Data extracted from a collection
<<<<

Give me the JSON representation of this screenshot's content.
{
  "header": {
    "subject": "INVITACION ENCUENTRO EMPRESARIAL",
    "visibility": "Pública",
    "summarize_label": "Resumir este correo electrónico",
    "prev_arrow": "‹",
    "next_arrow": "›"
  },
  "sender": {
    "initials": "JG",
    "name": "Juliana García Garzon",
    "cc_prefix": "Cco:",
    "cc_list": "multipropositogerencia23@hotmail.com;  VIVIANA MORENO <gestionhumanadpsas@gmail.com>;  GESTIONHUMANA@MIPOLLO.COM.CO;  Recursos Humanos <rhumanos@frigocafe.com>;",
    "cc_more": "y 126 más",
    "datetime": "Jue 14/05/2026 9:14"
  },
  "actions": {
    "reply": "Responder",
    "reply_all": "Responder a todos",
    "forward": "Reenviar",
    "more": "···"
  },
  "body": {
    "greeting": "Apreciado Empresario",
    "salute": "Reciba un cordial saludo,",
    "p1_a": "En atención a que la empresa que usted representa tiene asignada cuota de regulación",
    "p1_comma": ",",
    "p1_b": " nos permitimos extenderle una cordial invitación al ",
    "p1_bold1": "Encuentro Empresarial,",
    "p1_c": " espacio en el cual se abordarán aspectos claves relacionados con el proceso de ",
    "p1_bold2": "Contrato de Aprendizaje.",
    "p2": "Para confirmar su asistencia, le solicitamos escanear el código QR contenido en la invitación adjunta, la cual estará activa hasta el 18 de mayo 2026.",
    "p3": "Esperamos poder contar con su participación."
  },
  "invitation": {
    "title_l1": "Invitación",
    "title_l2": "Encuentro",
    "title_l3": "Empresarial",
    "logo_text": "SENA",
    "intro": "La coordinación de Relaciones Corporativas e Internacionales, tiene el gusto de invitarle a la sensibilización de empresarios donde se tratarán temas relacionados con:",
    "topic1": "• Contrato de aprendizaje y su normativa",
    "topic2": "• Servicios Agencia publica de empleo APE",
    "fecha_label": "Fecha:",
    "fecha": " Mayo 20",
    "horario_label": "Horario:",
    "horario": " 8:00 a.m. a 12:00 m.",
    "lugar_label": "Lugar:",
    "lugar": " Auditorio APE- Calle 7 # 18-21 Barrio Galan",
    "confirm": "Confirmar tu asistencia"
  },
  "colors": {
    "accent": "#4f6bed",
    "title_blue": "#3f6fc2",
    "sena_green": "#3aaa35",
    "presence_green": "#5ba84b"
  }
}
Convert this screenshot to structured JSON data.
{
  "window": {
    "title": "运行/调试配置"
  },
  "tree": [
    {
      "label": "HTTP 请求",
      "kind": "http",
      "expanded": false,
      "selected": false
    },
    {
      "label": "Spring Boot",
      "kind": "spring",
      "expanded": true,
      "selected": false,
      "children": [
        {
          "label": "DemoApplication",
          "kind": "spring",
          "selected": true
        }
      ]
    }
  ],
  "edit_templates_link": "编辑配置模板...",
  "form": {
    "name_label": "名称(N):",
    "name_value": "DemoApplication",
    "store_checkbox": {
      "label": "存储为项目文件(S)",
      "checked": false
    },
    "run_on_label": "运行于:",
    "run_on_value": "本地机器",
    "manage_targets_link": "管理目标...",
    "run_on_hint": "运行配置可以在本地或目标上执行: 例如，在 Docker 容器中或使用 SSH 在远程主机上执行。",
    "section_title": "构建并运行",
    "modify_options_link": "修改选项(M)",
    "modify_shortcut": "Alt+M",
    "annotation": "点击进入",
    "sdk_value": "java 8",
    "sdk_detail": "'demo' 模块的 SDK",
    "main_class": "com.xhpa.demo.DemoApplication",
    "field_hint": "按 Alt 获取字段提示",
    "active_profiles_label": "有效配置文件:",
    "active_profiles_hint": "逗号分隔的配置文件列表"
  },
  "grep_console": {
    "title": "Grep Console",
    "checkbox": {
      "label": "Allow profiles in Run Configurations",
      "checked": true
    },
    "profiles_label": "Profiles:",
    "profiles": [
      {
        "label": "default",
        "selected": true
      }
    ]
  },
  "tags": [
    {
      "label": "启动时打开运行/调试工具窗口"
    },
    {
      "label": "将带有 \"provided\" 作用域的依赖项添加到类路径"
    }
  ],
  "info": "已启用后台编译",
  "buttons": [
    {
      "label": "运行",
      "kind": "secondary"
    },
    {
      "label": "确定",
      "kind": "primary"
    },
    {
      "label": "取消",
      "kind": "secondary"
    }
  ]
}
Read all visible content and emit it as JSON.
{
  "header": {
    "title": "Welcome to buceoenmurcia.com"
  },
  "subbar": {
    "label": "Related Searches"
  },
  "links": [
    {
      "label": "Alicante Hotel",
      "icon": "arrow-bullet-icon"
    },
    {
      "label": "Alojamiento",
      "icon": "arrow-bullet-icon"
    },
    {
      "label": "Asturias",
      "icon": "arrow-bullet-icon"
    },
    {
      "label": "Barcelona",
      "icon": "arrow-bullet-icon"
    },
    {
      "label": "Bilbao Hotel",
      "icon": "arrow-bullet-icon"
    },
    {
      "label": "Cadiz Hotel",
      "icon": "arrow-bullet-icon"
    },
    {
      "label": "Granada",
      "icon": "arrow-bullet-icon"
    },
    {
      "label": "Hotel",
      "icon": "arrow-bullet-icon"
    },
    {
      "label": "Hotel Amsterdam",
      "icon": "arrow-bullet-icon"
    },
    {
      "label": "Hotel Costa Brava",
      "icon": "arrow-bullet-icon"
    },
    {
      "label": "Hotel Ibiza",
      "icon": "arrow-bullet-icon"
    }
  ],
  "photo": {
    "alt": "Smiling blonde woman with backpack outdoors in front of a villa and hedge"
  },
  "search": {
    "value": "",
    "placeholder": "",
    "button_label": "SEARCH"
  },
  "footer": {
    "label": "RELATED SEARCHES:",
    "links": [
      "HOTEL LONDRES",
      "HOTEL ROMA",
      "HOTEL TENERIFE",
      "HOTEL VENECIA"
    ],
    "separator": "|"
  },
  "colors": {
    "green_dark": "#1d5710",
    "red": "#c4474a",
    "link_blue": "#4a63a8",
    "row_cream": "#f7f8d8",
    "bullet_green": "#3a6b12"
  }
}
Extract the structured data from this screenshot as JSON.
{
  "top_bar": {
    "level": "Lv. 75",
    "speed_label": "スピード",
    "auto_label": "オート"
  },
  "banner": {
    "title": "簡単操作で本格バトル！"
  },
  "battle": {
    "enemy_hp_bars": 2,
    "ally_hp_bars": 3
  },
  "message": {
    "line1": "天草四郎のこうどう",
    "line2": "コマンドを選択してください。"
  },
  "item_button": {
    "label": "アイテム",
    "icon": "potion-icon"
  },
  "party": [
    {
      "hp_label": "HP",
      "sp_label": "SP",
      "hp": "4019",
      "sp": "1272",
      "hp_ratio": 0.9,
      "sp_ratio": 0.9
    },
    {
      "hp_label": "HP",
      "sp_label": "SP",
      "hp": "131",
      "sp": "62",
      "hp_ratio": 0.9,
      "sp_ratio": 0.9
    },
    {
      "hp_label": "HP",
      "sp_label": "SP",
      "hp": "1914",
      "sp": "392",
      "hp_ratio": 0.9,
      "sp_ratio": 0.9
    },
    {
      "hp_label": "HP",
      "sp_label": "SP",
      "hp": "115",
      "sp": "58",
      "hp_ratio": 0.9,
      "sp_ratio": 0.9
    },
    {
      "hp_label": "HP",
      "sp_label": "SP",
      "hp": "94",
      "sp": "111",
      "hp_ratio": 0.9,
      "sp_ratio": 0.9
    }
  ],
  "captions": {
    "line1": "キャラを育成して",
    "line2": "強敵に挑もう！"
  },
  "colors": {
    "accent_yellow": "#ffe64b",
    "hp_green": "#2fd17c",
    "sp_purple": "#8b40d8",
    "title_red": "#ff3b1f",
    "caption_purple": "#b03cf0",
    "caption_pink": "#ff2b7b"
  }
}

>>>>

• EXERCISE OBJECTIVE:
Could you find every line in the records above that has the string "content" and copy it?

• RESPONSE AREA:
Give me the JSON representation of this screenshot's content.
Read all visible content and emit it as JSON.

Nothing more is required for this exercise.